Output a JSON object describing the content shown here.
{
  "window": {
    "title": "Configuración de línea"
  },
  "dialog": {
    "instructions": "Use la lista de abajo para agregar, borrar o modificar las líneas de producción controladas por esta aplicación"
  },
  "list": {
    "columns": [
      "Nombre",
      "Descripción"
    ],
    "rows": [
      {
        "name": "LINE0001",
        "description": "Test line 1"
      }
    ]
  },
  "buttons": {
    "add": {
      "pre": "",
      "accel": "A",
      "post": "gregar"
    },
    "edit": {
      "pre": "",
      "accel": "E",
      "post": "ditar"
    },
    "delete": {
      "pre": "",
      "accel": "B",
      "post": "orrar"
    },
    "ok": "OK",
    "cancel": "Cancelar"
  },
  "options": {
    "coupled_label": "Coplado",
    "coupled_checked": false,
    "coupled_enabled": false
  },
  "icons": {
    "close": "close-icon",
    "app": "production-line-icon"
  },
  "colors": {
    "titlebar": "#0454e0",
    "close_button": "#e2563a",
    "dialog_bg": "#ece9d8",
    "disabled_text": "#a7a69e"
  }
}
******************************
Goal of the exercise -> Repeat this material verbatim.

Your response ->
Output a JSON object describing the content shown here.
{
  "window": {
    "title": "Configuración de línea"
  },
  "dialog": {
    "instructions": "Use la lista de abajo para agregar, borrar o modificar las líneas de producción controladas por esta aplicación"
  },
  "list": {
    "columns": [
      "Nombre",
      "Descripción"
    ],
    "rows": [
      {
        "name": "LINE0001",
        "description": "Test line 1"
      }
    ]
  },
  "buttons": {
    "add": {
      "pre": "",
      "accel": "A",
      "post": "gregar"
    },
    "edit": {
      "pre": "",
      "accel": "E",
      "post": "ditar"
    },
    "delete": {
      "pre": "",
      "accel": "B",
      "post": "orrar"
    },
    "ok": "OK",
    "cancel": "Cancelar"
  },
  "options": {
    "coupled_label": "Coplado",
    "coupled_checked": false,
    "coupled_enabled": false
  },
  "icons": {
    "close": "close-icon",
    "app": "production-line-icon"
  },
  "colors": {
    "titlebar": "#0454e0",
    "close_button": "#e2563a",
    "dialog_bg": "#ece9d8",
    "disabled_text": "#a7a69e"
  }
}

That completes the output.